WORK REQUEST: Could you return every line of the records below that contains the word "heading"?
********
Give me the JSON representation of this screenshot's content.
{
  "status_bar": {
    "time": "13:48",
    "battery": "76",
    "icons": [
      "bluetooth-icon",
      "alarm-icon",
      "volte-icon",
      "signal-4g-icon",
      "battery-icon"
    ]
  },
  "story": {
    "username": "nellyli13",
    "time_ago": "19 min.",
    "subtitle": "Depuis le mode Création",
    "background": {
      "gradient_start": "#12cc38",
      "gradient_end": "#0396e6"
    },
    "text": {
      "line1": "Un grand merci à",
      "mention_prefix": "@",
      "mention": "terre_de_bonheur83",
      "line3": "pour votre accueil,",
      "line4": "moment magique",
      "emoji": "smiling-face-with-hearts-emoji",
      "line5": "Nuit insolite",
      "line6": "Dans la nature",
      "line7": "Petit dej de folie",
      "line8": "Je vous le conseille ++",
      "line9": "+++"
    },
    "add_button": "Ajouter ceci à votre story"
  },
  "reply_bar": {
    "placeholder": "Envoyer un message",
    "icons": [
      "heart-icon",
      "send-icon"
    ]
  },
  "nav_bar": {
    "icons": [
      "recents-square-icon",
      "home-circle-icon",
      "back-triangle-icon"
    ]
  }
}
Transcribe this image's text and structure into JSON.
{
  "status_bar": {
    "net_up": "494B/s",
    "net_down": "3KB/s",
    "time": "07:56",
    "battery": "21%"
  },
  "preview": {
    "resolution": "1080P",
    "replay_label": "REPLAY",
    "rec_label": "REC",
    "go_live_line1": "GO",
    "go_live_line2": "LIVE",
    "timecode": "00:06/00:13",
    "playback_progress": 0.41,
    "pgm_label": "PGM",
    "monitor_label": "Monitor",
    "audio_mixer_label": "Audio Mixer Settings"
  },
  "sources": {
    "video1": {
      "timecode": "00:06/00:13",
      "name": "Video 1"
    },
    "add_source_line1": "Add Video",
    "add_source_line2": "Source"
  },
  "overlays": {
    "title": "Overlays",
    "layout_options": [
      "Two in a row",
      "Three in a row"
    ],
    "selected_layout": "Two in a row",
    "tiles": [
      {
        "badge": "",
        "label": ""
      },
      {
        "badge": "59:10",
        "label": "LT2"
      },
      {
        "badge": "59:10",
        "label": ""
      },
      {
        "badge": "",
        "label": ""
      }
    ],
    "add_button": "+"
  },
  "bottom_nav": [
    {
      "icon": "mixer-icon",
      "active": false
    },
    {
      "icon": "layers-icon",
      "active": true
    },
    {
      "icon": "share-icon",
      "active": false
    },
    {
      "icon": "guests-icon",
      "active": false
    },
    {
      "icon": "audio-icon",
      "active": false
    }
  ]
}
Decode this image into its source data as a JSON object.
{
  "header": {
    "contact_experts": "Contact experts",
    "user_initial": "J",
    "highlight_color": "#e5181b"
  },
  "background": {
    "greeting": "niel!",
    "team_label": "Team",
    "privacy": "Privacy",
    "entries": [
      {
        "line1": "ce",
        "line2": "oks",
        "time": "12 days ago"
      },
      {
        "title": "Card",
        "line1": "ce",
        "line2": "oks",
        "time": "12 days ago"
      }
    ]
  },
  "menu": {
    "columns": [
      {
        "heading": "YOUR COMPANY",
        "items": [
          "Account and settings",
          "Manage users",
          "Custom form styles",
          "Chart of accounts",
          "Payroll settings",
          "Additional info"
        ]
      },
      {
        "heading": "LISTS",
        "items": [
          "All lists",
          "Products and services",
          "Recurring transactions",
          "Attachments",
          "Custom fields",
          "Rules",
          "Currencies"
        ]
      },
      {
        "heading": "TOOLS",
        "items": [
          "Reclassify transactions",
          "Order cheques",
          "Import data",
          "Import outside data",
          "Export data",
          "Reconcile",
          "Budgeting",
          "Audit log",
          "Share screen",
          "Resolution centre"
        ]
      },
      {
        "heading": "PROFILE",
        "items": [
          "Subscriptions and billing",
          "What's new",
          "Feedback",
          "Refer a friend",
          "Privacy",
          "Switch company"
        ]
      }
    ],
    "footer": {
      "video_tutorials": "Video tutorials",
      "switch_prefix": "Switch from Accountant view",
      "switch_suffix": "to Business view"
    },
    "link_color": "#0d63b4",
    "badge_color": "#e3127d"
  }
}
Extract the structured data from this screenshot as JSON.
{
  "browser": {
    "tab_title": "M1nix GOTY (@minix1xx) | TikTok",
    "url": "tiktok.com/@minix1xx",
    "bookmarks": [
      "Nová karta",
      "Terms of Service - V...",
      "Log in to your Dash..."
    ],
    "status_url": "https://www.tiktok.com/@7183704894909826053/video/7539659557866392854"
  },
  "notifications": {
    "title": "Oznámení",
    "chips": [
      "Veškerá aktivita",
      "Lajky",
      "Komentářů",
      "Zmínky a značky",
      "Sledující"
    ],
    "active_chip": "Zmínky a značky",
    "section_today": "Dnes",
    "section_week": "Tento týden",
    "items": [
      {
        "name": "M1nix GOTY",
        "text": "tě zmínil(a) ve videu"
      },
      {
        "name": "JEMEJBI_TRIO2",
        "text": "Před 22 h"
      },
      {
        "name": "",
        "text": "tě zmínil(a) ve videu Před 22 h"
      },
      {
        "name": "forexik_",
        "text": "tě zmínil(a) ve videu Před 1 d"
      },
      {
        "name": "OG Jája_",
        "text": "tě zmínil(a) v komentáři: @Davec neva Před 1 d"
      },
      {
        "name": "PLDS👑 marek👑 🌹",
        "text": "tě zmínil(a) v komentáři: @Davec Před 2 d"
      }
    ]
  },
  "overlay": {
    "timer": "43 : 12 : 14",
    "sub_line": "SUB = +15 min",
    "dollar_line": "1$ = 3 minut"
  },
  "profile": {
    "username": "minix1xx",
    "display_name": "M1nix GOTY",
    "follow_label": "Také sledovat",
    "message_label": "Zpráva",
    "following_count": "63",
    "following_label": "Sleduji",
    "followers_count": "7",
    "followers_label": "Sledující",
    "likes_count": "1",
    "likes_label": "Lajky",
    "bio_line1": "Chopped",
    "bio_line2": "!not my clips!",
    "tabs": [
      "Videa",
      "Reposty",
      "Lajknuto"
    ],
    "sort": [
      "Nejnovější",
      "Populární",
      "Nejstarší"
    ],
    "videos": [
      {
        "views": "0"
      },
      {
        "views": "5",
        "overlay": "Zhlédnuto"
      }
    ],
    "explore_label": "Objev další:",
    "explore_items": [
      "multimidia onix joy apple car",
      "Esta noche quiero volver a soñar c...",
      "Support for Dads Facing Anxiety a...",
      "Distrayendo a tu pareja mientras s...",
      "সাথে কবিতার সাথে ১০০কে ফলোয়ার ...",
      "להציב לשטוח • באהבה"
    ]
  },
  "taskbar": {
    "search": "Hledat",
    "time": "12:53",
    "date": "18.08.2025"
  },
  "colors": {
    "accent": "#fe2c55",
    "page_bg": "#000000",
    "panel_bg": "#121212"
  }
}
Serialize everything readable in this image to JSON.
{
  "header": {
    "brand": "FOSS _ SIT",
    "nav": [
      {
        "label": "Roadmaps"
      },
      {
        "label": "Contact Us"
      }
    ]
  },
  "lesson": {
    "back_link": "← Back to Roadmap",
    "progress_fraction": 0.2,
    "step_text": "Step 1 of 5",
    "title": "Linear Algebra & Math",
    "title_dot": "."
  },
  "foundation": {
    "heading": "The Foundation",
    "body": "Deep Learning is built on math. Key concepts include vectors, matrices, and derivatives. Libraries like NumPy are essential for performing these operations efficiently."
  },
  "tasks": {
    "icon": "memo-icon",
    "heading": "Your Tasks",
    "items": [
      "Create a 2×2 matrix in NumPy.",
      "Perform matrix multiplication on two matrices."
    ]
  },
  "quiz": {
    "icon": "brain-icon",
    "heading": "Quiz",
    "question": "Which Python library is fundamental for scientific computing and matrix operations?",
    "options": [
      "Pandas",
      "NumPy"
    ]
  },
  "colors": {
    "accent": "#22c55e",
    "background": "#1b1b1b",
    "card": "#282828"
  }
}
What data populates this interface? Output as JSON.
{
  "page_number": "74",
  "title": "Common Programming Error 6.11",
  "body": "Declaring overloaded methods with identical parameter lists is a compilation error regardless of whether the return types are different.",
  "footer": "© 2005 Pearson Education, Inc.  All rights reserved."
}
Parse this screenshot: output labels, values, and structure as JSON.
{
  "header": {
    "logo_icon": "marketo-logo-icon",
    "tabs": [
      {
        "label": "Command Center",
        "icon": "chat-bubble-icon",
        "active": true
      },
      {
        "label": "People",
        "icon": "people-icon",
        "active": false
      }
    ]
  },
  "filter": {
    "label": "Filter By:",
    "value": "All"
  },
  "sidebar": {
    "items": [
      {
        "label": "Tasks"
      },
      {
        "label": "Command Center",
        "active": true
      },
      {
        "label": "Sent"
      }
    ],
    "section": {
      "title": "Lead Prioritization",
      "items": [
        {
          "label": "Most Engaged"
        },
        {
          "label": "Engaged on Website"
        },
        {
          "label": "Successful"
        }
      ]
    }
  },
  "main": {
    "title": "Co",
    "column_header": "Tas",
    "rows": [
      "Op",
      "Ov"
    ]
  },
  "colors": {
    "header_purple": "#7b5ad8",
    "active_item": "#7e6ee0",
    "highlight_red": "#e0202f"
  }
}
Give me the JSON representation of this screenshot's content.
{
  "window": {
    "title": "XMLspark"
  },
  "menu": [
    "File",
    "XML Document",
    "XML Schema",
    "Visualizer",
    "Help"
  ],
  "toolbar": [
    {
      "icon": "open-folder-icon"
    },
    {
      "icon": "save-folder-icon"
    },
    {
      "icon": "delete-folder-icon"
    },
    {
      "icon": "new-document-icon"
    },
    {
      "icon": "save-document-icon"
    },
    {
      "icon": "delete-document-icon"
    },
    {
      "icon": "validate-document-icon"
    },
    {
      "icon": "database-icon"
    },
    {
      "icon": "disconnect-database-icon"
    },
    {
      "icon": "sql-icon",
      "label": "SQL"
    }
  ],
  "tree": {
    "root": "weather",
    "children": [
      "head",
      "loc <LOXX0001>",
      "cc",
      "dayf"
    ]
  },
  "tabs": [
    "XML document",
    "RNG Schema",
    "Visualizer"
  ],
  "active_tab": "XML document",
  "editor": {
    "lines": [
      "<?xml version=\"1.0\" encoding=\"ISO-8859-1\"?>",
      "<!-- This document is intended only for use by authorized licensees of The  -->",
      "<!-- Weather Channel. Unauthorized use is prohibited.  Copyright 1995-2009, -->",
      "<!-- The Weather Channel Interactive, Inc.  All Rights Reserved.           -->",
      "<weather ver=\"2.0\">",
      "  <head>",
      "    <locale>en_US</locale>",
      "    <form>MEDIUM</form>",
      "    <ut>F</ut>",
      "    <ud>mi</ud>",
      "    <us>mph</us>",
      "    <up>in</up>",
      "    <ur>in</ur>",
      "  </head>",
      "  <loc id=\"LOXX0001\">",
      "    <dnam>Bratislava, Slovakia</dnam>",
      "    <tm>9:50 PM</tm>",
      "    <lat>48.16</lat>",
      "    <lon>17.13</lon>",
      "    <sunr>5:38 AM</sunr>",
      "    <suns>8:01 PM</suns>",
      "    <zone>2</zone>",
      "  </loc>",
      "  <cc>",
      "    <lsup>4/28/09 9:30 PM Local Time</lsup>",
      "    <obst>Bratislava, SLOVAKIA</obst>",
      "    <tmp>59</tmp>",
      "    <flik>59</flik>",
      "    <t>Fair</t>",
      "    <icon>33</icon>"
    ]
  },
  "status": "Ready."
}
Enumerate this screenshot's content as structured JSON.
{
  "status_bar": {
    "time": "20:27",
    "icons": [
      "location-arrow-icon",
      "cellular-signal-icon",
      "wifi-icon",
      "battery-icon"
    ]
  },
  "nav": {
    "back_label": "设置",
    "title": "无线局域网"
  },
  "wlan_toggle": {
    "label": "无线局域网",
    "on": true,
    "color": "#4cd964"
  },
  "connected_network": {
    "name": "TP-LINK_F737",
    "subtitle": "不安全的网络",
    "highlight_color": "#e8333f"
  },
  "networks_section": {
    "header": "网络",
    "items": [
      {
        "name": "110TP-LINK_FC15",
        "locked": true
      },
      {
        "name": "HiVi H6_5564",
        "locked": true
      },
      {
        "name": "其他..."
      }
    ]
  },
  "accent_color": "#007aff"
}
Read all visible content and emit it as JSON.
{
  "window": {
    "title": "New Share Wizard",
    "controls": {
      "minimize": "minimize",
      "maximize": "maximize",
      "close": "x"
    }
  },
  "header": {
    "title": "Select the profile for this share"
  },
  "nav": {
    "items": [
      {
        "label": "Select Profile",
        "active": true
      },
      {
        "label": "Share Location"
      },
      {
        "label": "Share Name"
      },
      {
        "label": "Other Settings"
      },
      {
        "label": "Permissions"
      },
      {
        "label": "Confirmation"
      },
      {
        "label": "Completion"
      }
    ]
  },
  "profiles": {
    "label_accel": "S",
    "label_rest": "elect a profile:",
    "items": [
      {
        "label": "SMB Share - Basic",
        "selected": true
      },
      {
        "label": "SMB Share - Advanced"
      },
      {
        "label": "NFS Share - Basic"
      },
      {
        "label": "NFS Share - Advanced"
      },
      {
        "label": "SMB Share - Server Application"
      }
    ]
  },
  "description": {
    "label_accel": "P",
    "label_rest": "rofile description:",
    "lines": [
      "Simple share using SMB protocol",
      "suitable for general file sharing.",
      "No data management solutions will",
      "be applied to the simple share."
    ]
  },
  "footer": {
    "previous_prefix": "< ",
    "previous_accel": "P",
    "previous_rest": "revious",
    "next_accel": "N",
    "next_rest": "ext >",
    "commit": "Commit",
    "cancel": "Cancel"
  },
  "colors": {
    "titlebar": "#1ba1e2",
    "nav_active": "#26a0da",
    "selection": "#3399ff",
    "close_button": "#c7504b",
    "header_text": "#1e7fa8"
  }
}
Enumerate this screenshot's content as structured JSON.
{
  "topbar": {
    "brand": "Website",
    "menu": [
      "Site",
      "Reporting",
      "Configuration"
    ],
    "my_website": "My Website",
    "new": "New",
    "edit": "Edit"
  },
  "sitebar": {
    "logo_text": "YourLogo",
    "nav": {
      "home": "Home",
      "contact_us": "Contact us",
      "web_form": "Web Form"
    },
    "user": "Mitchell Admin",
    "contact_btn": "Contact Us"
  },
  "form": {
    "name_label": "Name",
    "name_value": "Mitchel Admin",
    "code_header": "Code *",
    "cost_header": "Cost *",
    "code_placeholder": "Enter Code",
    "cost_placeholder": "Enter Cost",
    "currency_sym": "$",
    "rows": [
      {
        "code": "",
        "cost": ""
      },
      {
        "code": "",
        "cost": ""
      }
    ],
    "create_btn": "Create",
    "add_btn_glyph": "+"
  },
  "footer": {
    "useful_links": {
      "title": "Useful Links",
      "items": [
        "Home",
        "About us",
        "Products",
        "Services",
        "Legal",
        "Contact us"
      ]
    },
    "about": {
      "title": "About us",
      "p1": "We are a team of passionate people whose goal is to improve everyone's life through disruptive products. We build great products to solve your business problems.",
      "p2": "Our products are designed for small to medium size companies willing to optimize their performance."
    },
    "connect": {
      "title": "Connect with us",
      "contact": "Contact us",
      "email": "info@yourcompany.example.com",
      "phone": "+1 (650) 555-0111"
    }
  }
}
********
EXERCISE RESPONSE:
        "heading": "YOUR COMPANY",
        "heading": "LISTS",
        "heading": "TOOLS",
        "heading": "PROFILE",
    "heading": "The Foundation",
    "heading": "Your Tasks",
    "heading": "Quiz",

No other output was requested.